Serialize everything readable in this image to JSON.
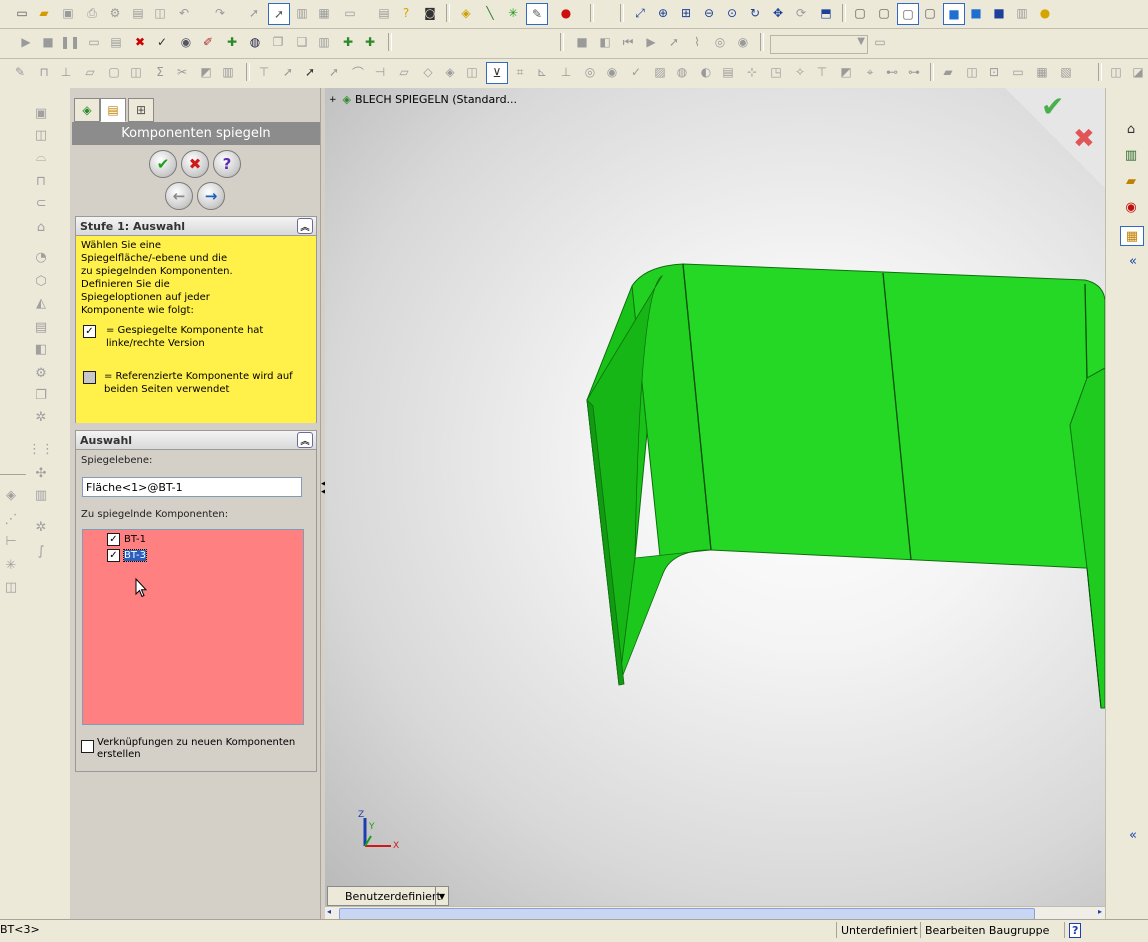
{
  "toolbars": {
    "row1": [
      "new",
      "open",
      "save",
      "print",
      "rebuild",
      "options",
      "undo",
      "redo",
      "select",
      "smart-select",
      "grid",
      "sketch",
      "help",
      "photo",
      "measure",
      "line",
      "point",
      "sketch-edit",
      "record",
      "zoom-fit",
      "zoom-area",
      "zoom-in",
      "zoom-out",
      "zoom-prev",
      "rotate",
      "pan",
      "view",
      "display-style",
      "hidden-lines",
      "wireframe",
      "shaded",
      "material",
      "appearance"
    ],
    "row2": [
      "play",
      "stop",
      "pause",
      "macro1",
      "macro2",
      "macro3",
      "macro4",
      "macro5",
      "macro6",
      "macro7",
      "macro8",
      "macro9"
    ],
    "row3": [
      "sketch-tools",
      "features",
      "surfaces",
      "sheetmetal",
      "mold",
      "weldments",
      "reference",
      "curves",
      "dimensions"
    ],
    "row3_more": "»"
  },
  "property_manager": {
    "title": "Komponenten spiegeln",
    "buttons": {
      "ok": "✔",
      "cancel": "✖",
      "help": "?",
      "back": "←",
      "next": "→"
    },
    "step1": {
      "header": "Stufe 1: Auswahl",
      "instructions": [
        "Wählen Sie eine",
        "Spiegelfläche/-ebene und die",
        "zu spiegelnden Komponenten.",
        "Definieren Sie die",
        "Spiegeloptionen auf jeder",
        "Komponente wie folgt:"
      ],
      "legend_checked_line1": "= Gespiegelte Komponente hat",
      "legend_checked_line2": "linke/rechte Version",
      "legend_unchecked_line1": "= Referenzierte Komponente wird auf",
      "legend_unchecked_line2": "beiden Seiten verwendet"
    },
    "selection": {
      "header": "Auswahl",
      "plane_label": "Spiegelebene:",
      "plane_value": "Fläche<1>@BT-1",
      "components_label": "Zu spiegelnde Komponenten:",
      "components": [
        {
          "name": "BT-1",
          "checked": true,
          "selected": false
        },
        {
          "name": "BT-3",
          "checked": true,
          "selected": true
        }
      ],
      "link_option_line1": "Verknüpfungen zu neuen Komponenten",
      "link_option_line2": "erstellen"
    }
  },
  "viewport": {
    "tree_label": "BLECH SPIEGELN  (Standard...",
    "view_dropdown": "Benutzerdefiniert",
    "axis": {
      "x": "X",
      "y": "Y",
      "z": "Z"
    },
    "part_color": "#1fd21f"
  },
  "status_bar": {
    "left": "BT<3>",
    "state": "Unterdefiniert",
    "mode": "Bearbeiten Baugruppe",
    "help": "?"
  }
}
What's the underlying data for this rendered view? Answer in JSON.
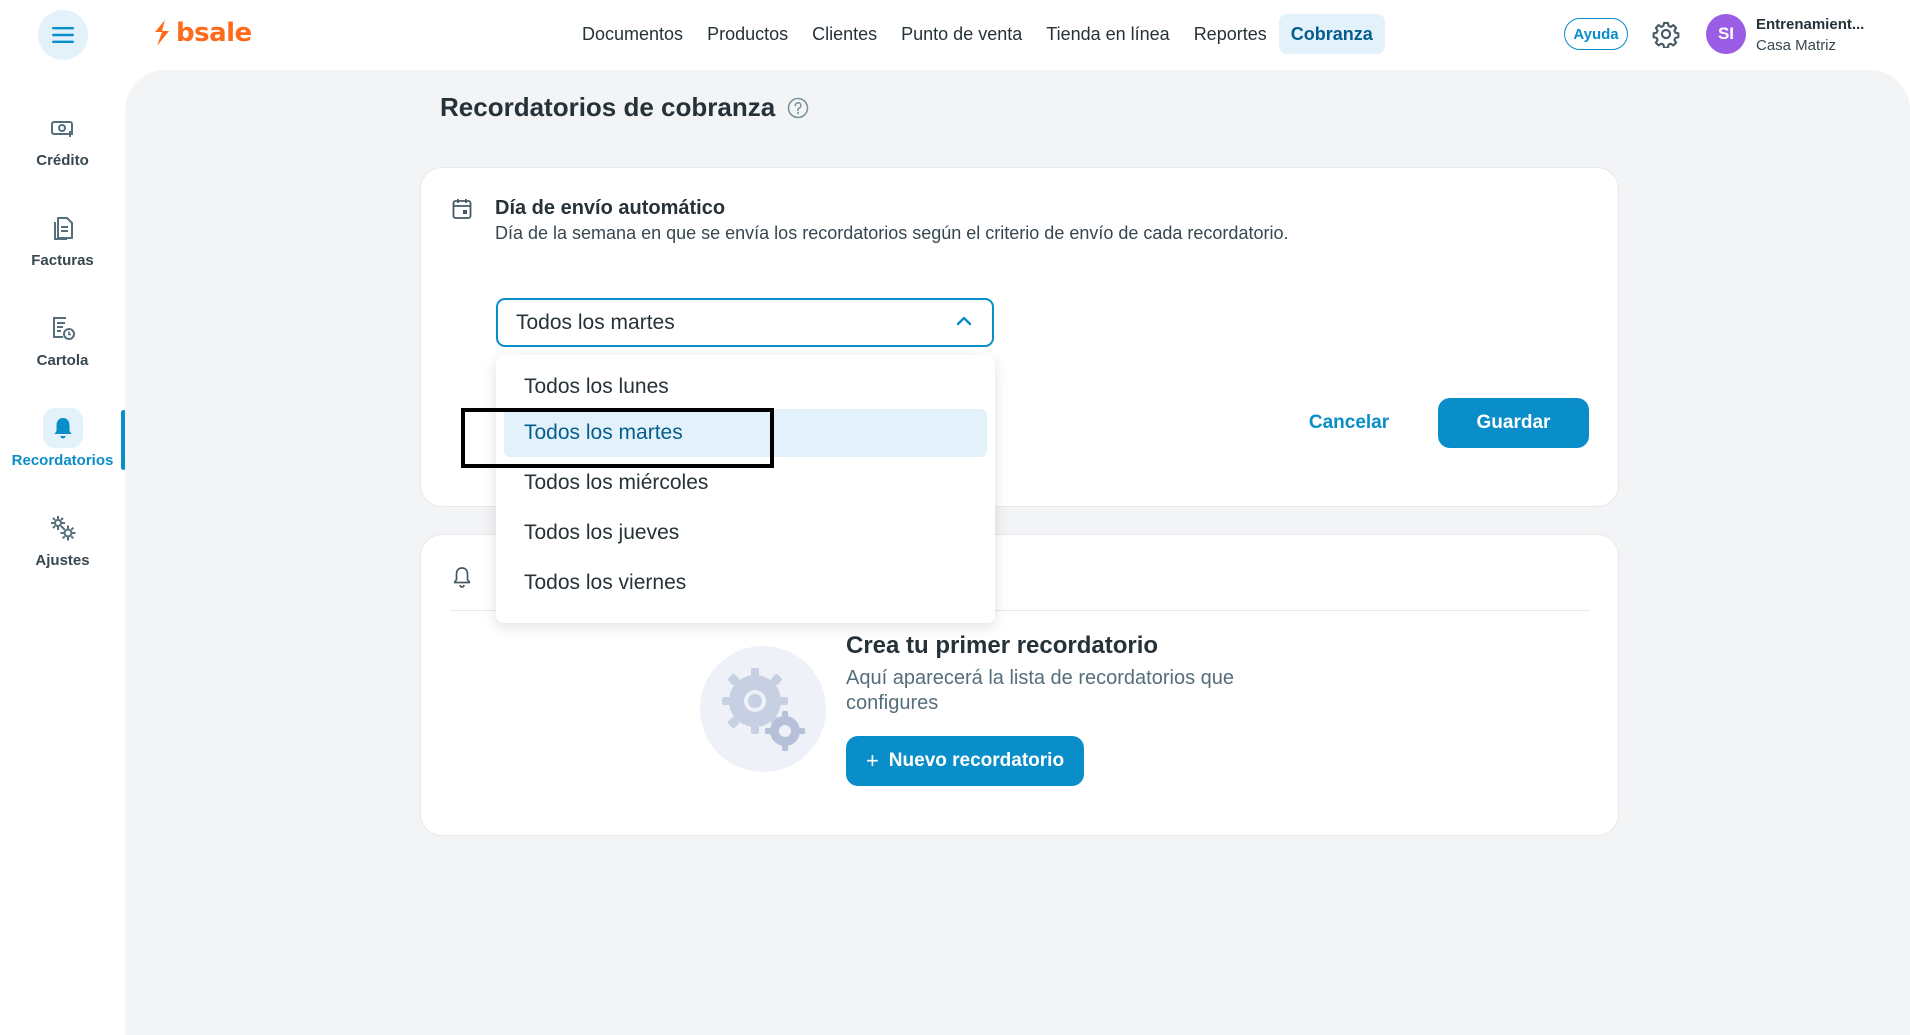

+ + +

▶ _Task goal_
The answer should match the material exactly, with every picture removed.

▶ _Your solution_
Serialize everything readable in this image to JSON.
{
  "toolbars": {
    "row1": [
      "new",
      "open",
      "save",
      "print",
      "rebuild",
      "options",
      "undo",
      "redo",
      "select",
      "smart-select",
      "grid",
      "sketch",
      "help",
      "photo",
      "measure",
      "line",
      "point",
      "sketch-edit",
      "record",
      "zoom-fit",
      "zoom-area",
      "zoom-in",
      "zoom-out",
      "zoom-prev",
      "rotate",
      "pan",
      "view",
      "display-style",
      "hidden-lines",
      "wireframe",
      "shaded",
      "material",
      "appearance"
    ],
    "row2": [
      "play",
      "stop",
      "pause",
      "macro1",
      "macro2",
      "macro3",
      "macro4",
      "macro5",
      "macro6",
      "macro7",
      "macro8",
      "macro9"
    ],
    "row3": [
      "sketch-tools",
      "features",
      "surfaces",
      "sheetmetal",
      "mold",
      "weldments",
      "reference",
      "curves",
      "dimensions"
    ],
    "row3_more": "»"
  },
  "property_manager": {
    "title": "Komponenten spiegeln",
    "buttons": {
      "ok": "✔",
      "cancel": "✖",
      "help": "?",
      "back": "←",
      "next": "→"
    },
    "step1": {
      "header": "Stufe 1: Auswahl",
      "instructions": [
        "Wählen Sie eine",
        "Spiegelfläche/-ebene und die",
        "zu spiegelnden Komponenten.",
        "Definieren Sie die",
        "Spiegeloptionen auf jeder",
        "Komponente wie folgt:"
      ],
      "legend_checked_line1": "= Gespiegelte Komponente hat",
      "legend_checked_line2": "linke/rechte Version",
      "legend_unchecked_line1": "= Referenzierte Komponente wird auf",
      "legend_unchecked_line2": "beiden Seiten verwendet"
    },
    "selection": {
      "header": "Auswahl",
      "plane_label": "Spiegelebene:",
      "plane_value": "Fläche<1>@BT-1",
      "components_label": "Zu spiegelnde Komponenten:",
      "components": [
        {
          "name": "BT-1",
          "checked": true,
          "selected": false
        },
        {
          "name": "BT-3",
          "checked": true,
          "selected": true
        }
      ],
      "link_option_line1": "Verknüpfungen zu neuen Komponenten",
      "link_option_line2": "erstellen"
    }
  },
  "viewport": {
    "tree_label": "BLECH SPIEGELN  (Standard...",
    "view_dropdown": "Benutzerdefiniert",
    "axis": {
      "x": "X",
      "y": "Y",
      "z": "Z"
    },
    "part_color": "#1fd21f"
  },
  "status_bar": {
    "left": "BT<3>",
    "state": "Unterdefiniert",
    "mode": "Bearbeiten Baugruppe",
    "help": "?"
  }
}
What's the underlying data for this rendered view? Answer in JSON.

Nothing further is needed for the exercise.